Countless hours of work in the form of custom design and fabrication went into transforming the MX-6 into the phenomenal machine that it is today Before installing the supercharger, Welch recommended that Park drive the car for about three months to break in the engine.
The supercharger uses ceramic bearings and an internal belt drive. The belt and bearings last about 30,00 miles before needing a $450 rebuild, according to Welch. Otherwise, the system is relatively maintenance free, requiring only occasional lubrication and cleaning of the industrial bearings used to support the driveshaft. The shaft turns at 11,900 rpm at a maximum engine speed of 7000 rpm. An aluminum skidplate was fabricated to protect the supercharger’s low-mounted drive system.
The entire setup is practically invisible from the top of the engine bay as though the intake is routed below the car to collect cold air. A UNI foam filter feeds the supercharger via a 3-inch hose, while a Bosch compressor bypass valve bleeds excess pressure.
Additional fuel delivery is now accomplished via two HKS 550cc injectors installed just aft of the air flow meter before charged air enters the manifold.
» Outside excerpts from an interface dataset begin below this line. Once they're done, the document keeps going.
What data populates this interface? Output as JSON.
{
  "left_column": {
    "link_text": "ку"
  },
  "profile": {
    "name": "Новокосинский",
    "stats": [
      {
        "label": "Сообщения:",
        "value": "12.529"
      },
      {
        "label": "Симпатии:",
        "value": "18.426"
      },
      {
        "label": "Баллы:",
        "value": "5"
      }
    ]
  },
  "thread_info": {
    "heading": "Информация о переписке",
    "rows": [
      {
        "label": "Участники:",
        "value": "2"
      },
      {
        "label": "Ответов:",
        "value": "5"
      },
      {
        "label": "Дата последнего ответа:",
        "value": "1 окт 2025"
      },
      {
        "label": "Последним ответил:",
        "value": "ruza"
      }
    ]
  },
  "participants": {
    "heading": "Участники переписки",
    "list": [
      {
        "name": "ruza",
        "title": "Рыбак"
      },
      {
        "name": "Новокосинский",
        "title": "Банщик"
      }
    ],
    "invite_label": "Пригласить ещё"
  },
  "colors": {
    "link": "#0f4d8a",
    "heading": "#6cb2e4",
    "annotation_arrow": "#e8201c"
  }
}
A rising rate fuel pressure regulator is used in conjunction with an HKS Additional Injector Controller allowing up to 12 psi boost. A Denso in-tank fuel pump maintains fuel pressure.
Hot Shot headers were used in place of the stock exhaust manifolds, while a Stromung 2.5-inch exhaust system takes the place of the less efficient stock system. The exhaust system also uses a 2.5-inch high-flow catalytic converter.
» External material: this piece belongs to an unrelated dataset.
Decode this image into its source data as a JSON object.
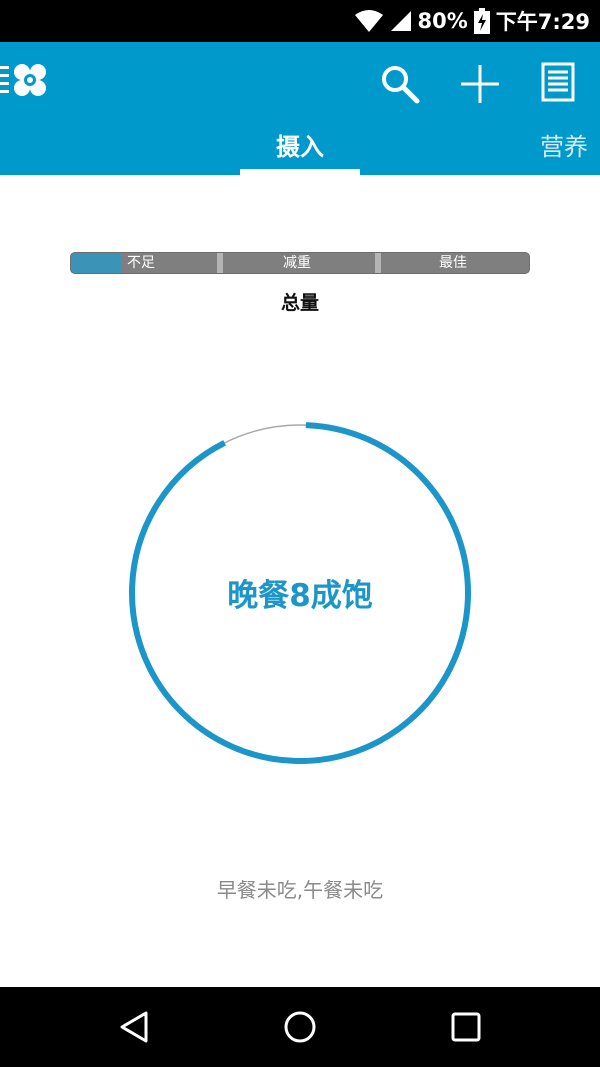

A J&S Electronics knock retard sensor was installed allowing Welch to advance the engine’s timing without fear of damage from detonation. The J&S unit retards timing on only the cylinders knocking. Installed in the cabin are a J&S air/fuel ratio meter and knock retard meter, allowing Park to keep an eye on the engine’s on-boost performance. Also installed are HKS boost, exhaust gas temperature and oil temperature gauges.
Stock suspension bits were replaced with adjustable Carrera threaded body coil over shocks, which allow the car’s ride height to be adjusted as needed. Road/Race also designed and built front and rear strut tower braces. The front shocks are a full 1 inch shorter than stock, requiring the use of custom camber plates from Road/Race. Welch also installed Power Slot rotors and Repco Metal Master brake pads. Steel braided brake lines are used with Motul brake fluid to enhance brake performance.
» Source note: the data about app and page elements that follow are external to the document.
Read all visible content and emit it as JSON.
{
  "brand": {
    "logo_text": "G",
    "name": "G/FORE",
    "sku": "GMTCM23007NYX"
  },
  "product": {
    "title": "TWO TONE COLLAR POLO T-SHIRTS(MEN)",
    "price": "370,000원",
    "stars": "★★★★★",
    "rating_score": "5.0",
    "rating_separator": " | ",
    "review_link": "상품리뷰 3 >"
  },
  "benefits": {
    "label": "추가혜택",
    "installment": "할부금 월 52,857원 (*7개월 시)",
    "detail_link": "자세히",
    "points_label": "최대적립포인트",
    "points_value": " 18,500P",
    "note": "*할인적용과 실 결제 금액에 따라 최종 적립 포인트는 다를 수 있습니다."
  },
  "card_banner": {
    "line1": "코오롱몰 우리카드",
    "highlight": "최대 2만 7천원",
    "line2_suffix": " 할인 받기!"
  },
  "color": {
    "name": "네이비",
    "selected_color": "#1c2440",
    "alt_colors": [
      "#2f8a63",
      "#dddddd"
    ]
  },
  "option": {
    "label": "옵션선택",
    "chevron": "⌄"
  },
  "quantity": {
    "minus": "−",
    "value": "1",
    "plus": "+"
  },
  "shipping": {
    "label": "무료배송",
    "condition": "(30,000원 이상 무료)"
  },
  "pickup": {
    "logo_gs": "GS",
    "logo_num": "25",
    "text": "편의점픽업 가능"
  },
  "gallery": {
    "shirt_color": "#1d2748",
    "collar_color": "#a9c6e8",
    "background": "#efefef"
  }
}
The final touches on Park’s MX-6 were cosmetic. Road/Race combined an aftermarket wing designed for an RX-7 and the stock wing from the MX-6 at the rear of the body eliminating the near-stock appearance of the MX-6. A Japanese Mazdaspeed front spoiler was adapted to fit the bumper of the American MX-6 to give the car a more aggressive stance, while all factory emblems and the trunk lock cylinder were shaved. Park chose 16×8-inch wheels from the third-generation RX-7 because of their light 13.5-lb weight. Although not as massive as the rolling stock found on many of today’s hot imports, the lightweight wheels serve their purpose well. Park had the wheels painted black to match the rest of the car.
While the MX-6 has only been put through the quarter-mile once, its times aren’t likely representative of its substantial power increase. The MX-6 ran a 14.0-second quarter-mile on street tires with massive amounts of wheelspin, according to Park. Both the car’s owner and its builders believe it’s capable of much better time given the right tires. Park is considering selling the car now that his secret is out of the bag, we can’t wait to see his next stealthy screamer.